*** Opening Provided data ***

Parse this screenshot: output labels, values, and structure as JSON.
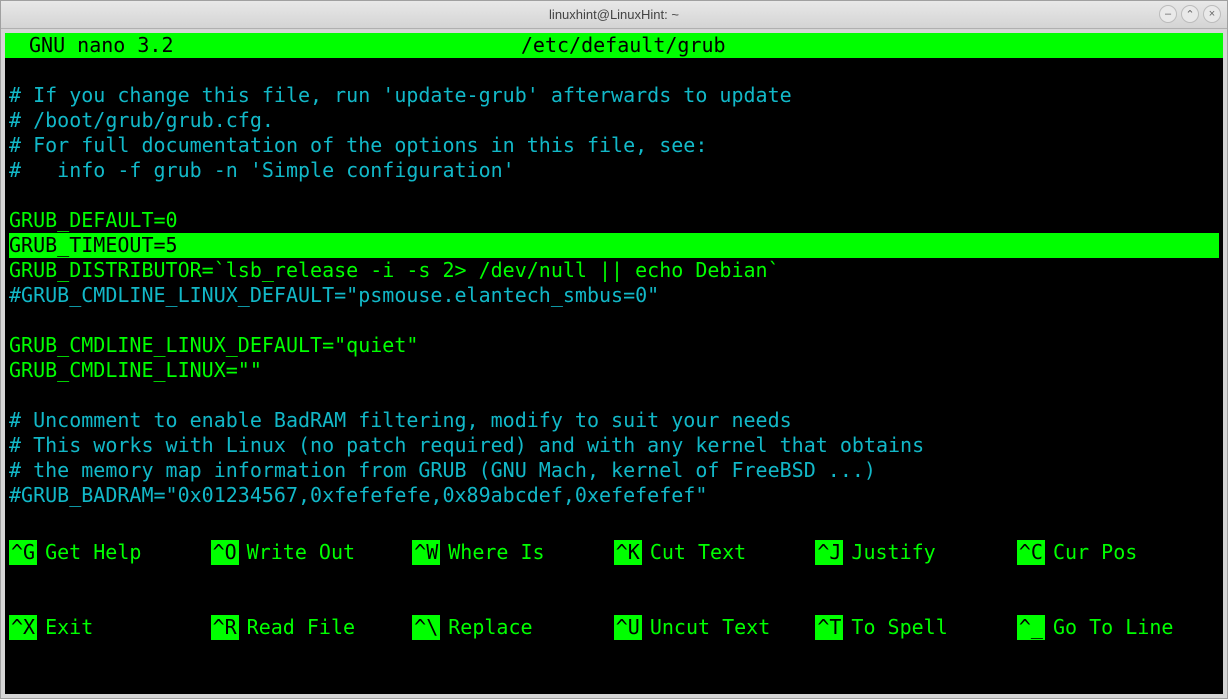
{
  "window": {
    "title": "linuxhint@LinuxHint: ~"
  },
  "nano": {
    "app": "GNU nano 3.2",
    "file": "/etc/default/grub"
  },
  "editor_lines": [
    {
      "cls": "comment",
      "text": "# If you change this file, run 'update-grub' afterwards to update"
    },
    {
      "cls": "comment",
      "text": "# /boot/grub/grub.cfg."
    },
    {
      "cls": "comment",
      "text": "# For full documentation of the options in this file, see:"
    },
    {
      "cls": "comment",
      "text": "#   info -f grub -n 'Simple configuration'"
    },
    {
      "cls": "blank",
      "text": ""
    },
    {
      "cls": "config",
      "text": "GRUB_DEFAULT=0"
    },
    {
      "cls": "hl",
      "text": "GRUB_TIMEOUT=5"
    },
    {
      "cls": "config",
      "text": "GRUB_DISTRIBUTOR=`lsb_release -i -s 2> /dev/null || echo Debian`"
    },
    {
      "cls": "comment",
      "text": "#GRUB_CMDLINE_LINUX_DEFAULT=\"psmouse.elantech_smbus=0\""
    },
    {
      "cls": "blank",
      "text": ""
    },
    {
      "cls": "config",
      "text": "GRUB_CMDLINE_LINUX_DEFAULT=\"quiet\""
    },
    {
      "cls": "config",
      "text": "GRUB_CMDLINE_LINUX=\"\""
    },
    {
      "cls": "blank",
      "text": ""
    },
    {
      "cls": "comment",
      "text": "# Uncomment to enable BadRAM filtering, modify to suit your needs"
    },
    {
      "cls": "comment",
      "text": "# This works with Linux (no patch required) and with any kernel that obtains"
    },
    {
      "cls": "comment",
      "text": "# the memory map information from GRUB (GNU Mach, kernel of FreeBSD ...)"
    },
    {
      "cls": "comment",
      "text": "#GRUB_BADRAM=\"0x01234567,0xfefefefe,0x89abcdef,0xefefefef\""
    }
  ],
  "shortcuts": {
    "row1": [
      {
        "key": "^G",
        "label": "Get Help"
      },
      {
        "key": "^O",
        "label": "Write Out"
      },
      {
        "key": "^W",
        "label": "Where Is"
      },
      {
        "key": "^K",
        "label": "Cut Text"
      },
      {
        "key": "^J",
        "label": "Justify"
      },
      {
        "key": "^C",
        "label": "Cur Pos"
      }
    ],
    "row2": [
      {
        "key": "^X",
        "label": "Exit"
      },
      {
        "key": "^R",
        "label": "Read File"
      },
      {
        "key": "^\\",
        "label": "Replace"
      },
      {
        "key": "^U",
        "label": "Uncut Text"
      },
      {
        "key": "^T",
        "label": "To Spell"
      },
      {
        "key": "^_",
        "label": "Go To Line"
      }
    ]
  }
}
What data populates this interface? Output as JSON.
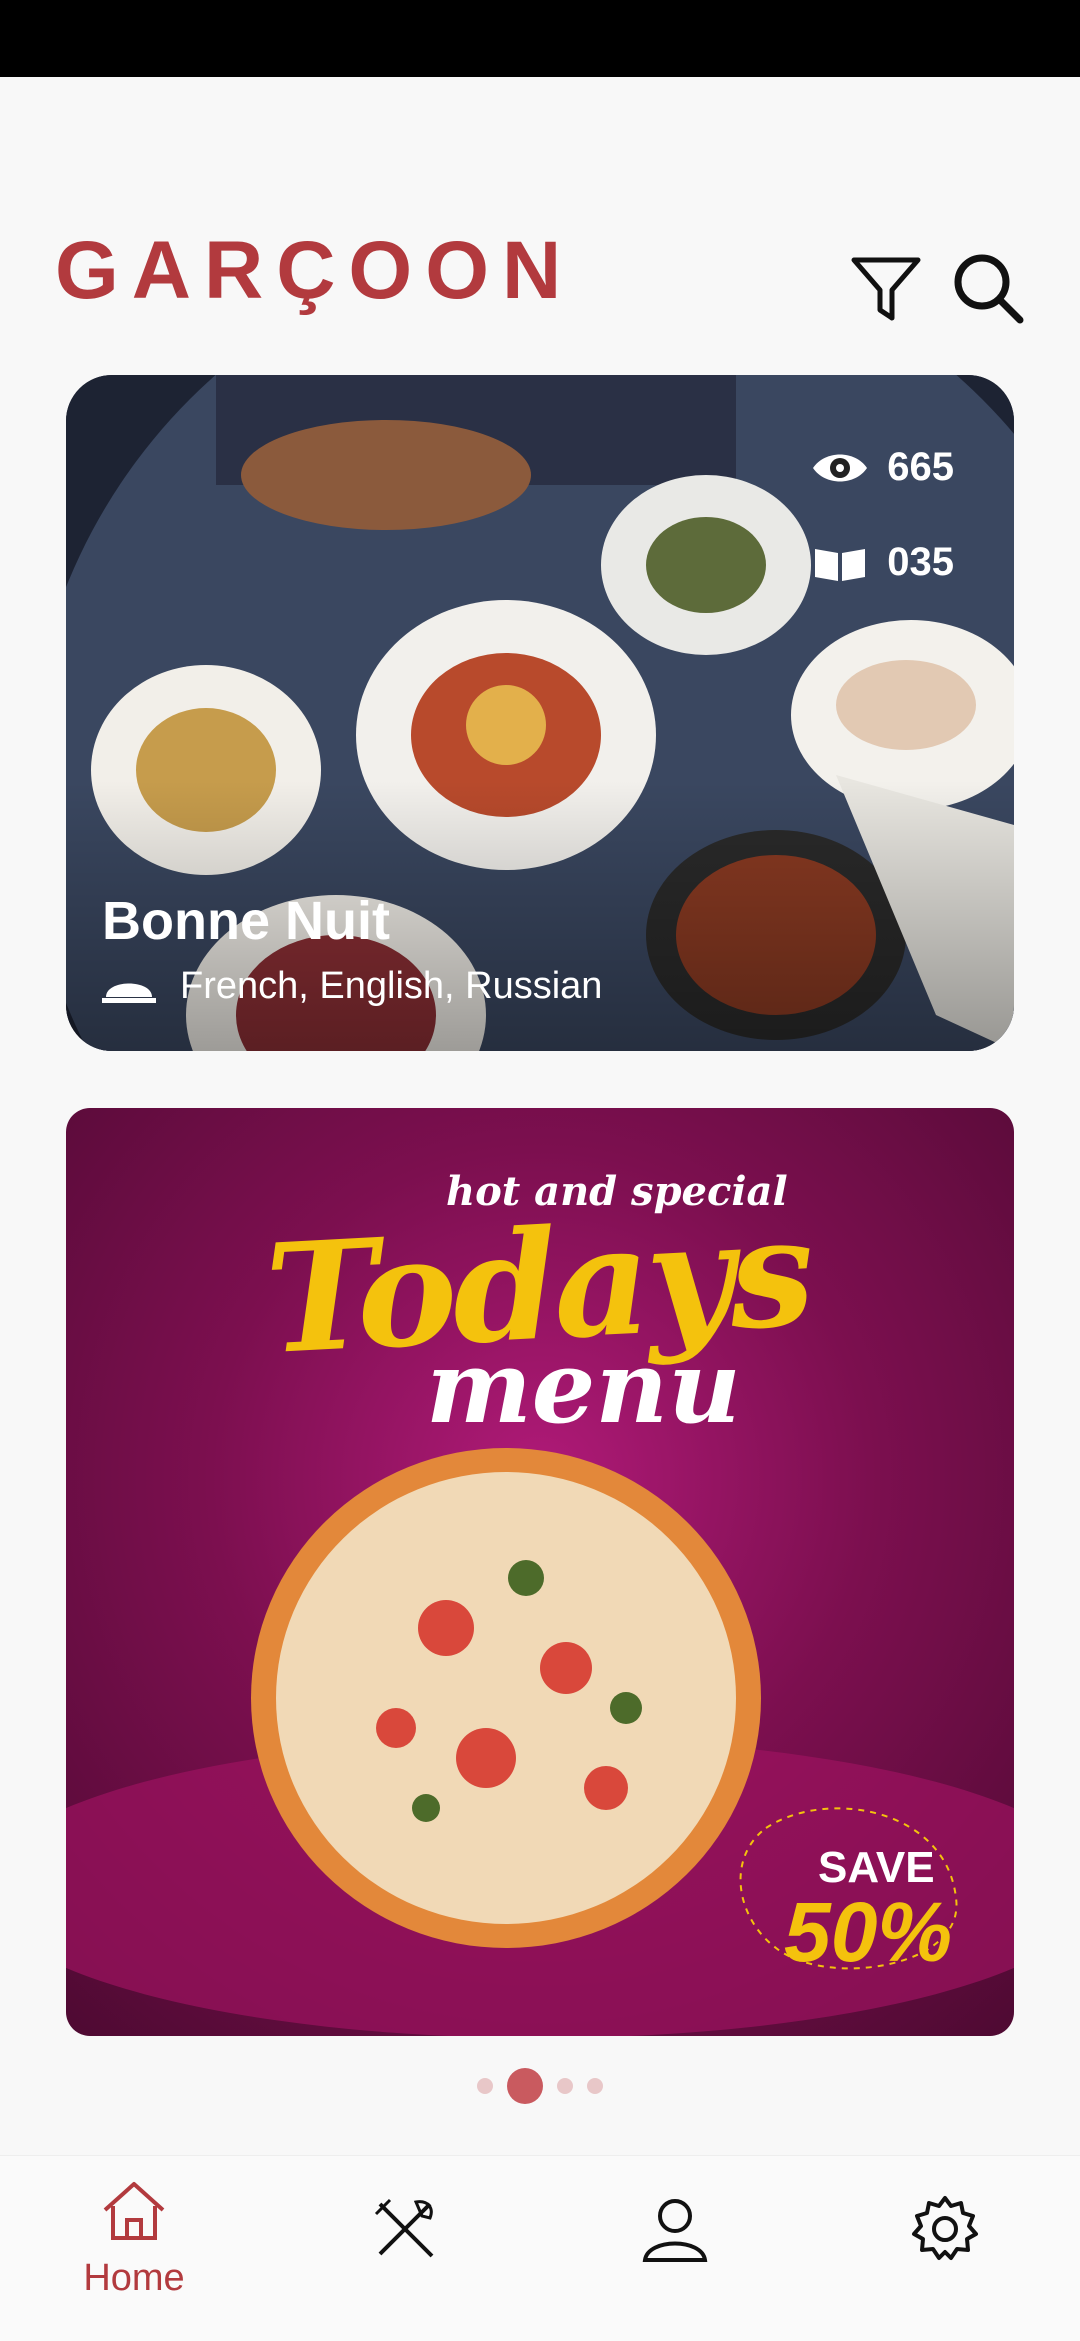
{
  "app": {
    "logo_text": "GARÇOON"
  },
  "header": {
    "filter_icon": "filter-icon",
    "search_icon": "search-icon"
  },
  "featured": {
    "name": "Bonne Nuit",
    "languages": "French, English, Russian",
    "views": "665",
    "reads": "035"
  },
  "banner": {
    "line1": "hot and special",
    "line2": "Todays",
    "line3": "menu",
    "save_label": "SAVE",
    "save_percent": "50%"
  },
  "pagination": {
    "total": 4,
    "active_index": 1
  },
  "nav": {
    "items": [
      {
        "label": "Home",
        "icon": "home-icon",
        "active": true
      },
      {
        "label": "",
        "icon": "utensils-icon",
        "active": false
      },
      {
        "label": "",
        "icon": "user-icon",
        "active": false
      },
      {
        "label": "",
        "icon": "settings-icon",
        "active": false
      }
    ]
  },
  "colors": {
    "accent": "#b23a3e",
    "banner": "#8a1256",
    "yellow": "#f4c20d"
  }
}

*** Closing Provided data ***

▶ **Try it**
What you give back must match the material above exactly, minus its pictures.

▶ **Result**
Parse this screenshot: output labels, values, and structure as JSON.
{
  "window": {
    "title": "linuxhint@LinuxHint: ~"
  },
  "nano": {
    "app": "GNU nano 3.2",
    "file": "/etc/default/grub"
  },
  "editor_lines": [
    {
      "cls": "comment",
      "text": "# If you change this file, run 'update-grub' afterwards to update"
    },
    {
      "cls": "comment",
      "text": "# /boot/grub/grub.cfg."
    },
    {
      "cls": "comment",
      "text": "# For full documentation of the options in this file, see:"
    },
    {
      "cls": "comment",
      "text": "#   info -f grub -n 'Simple configuration'"
    },
    {
      "cls": "blank",
      "text": ""
    },
    {
      "cls": "config",
      "text": "GRUB_DEFAULT=0"
    },
    {
      "cls": "hl",
      "text": "GRUB_TIMEOUT=5"
    },
    {
      "cls": "config",
      "text": "GRUB_DISTRIBUTOR=`lsb_release -i -s 2> /dev/null || echo Debian`"
    },
    {
      "cls": "comment",
      "text": "#GRUB_CMDLINE_LINUX_DEFAULT=\"psmouse.elantech_smbus=0\""
    },
    {
      "cls": "blank",
      "text": ""
    },
    {
      "cls": "config",
      "text": "GRUB_CMDLINE_LINUX_DEFAULT=\"quiet\""
    },
    {
      "cls": "config",
      "text": "GRUB_CMDLINE_LINUX=\"\""
    },
    {
      "cls": "blank",
      "text": ""
    },
    {
      "cls": "comment",
      "text": "# Uncomment to enable BadRAM filtering, modify to suit your needs"
    },
    {
      "cls": "comment",
      "text": "# This works with Linux (no patch required) and with any kernel that obtains"
    },
    {
      "cls": "comment",
      "text": "# the memory map information from GRUB (GNU Mach, kernel of FreeBSD ...)"
    },
    {
      "cls": "comment",
      "text": "#GRUB_BADRAM=\"0x01234567,0xfefefefe,0x89abcdef,0xefefefef\""
    }
  ],
  "shortcuts": {
    "row1": [
      {
        "key": "^G",
        "label": "Get Help"
      },
      {
        "key": "^O",
        "label": "Write Out"
      },
      {
        "key": "^W",
        "label": "Where Is"
      },
      {
        "key": "^K",
        "label": "Cut Text"
      },
      {
        "key": "^J",
        "label": "Justify"
      },
      {
        "key": "^C",
        "label": "Cur Pos"
      }
    ],
    "row2": [
      {
        "key": "^X",
        "label": "Exit"
      },
      {
        "key": "^R",
        "label": "Read File"
      },
      {
        "key": "^\\",
        "label": "Replace"
      },
      {
        "key": "^U",
        "label": "Uncut Text"
      },
      {
        "key": "^T",
        "label": "To Spell"
      },
      {
        "key": "^_",
        "label": "Go To Line"
      }
    ]
  }
}
What data populates this interface? Output as JSON.
{
  "app": {
    "logo_text": "GARÇOON"
  },
  "header": {
    "filter_icon": "filter-icon",
    "search_icon": "search-icon"
  },
  "featured": {
    "name": "Bonne Nuit",
    "languages": "French, English, Russian",
    "views": "665",
    "reads": "035"
  },
  "banner": {
    "line1": "hot and special",
    "line2": "Todays",
    "line3": "menu",
    "save_label": "SAVE",
    "save_percent": "50%"
  },
  "pagination": {
    "total": 4,
    "active_index": 1
  },
  "nav": {
    "items": [
      {
        "label": "Home",
        "icon": "home-icon",
        "active": true
      },
      {
        "label": "",
        "icon": "utensils-icon",
        "active": false
      },
      {
        "label": "",
        "icon": "user-icon",
        "active": false
      },
      {
        "label": "",
        "icon": "settings-icon",
        "active": false
      }
    ]
  },
  "colors": {
    "accent": "#b23a3e",
    "banner": "#8a1256",
    "yellow": "#f4c20d"
  }
}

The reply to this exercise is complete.